In 1983, the entomologist Justin Schmidt published the results of a uniquely unenviable project: He had created a scale that attempted to quantify the pain inflicted by various forms of insect bites and stings. Some stings cause no pain in humans, thus meriting a 0 on Schmidt's scale; insects such as bees and wasps -- which inflict a wound that is definitely painful, but not excruciating -- warrant a 2 on the scale. A 4 was reserved for bites that are, indeed, excruciating. The unenviable part was this: To create his scale, Schmidt used himself as a guinea pig. He let himself get bitten by various insects, and then recorded the results. Rather poetically, in some cases: Wasp stings (2.0 on the scale) are "hot and smoky, almost irreverent"; the bite of a red harvester ant (3.0) is "bold and unrelenting"; that of a tarantula hawk (4.0) is "blinding, fierce, shockingly electric."

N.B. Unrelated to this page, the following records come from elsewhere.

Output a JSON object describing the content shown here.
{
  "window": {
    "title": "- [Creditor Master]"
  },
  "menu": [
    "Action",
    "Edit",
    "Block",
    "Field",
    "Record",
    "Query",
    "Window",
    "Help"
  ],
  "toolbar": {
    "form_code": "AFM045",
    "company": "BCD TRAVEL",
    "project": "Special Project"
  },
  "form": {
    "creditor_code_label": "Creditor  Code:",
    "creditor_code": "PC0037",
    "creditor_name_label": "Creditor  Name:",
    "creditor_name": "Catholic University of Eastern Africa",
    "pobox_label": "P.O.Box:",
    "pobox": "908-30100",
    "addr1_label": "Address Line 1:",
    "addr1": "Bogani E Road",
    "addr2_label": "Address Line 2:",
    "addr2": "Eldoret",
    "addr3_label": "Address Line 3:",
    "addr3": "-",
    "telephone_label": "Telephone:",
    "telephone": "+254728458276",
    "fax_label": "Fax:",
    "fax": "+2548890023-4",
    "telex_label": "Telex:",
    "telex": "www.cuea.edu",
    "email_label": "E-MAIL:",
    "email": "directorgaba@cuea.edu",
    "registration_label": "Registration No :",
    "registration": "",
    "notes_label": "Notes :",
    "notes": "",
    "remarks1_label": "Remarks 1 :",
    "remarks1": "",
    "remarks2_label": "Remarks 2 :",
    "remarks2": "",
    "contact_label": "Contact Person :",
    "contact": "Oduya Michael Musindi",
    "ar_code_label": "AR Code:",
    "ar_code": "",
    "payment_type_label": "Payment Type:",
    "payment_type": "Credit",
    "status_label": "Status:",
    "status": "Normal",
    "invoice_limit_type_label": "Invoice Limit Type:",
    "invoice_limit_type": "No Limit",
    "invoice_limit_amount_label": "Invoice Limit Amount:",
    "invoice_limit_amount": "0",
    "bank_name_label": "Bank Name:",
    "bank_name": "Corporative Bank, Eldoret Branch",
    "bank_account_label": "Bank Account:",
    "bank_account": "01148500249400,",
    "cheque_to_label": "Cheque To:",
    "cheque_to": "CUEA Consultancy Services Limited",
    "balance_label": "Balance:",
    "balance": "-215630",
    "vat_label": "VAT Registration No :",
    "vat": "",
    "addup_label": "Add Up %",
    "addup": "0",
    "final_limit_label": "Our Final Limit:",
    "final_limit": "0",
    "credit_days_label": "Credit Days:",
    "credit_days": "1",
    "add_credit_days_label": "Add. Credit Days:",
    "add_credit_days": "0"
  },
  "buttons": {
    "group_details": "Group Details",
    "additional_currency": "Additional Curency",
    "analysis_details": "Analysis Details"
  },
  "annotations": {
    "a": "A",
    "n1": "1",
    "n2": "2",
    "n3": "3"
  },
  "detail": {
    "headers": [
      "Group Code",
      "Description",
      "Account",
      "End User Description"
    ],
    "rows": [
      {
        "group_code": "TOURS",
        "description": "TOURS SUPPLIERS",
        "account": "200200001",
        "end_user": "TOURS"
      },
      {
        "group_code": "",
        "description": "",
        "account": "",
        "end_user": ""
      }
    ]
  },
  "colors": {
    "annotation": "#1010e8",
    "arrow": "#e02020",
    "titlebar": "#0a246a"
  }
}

Schmidt's work was an attempt to bring description to the almost indescribable pain that some insects can inflict on their human victims. Now, a story in the New York Times both adds to that project and flips it around. It's a story that is all about the subjectivity: a history told by the victim. Jackson Landers, who is a hunter and activist as well as a writer -- and a guy who has had crossings with bears, lionfish, and other contextually terrifying creatures -- was, this spring, bitten by a black widow that had set up a nest in his shoe. Being a writer, Landers wrote about the experience. In uniquely unenviable detail.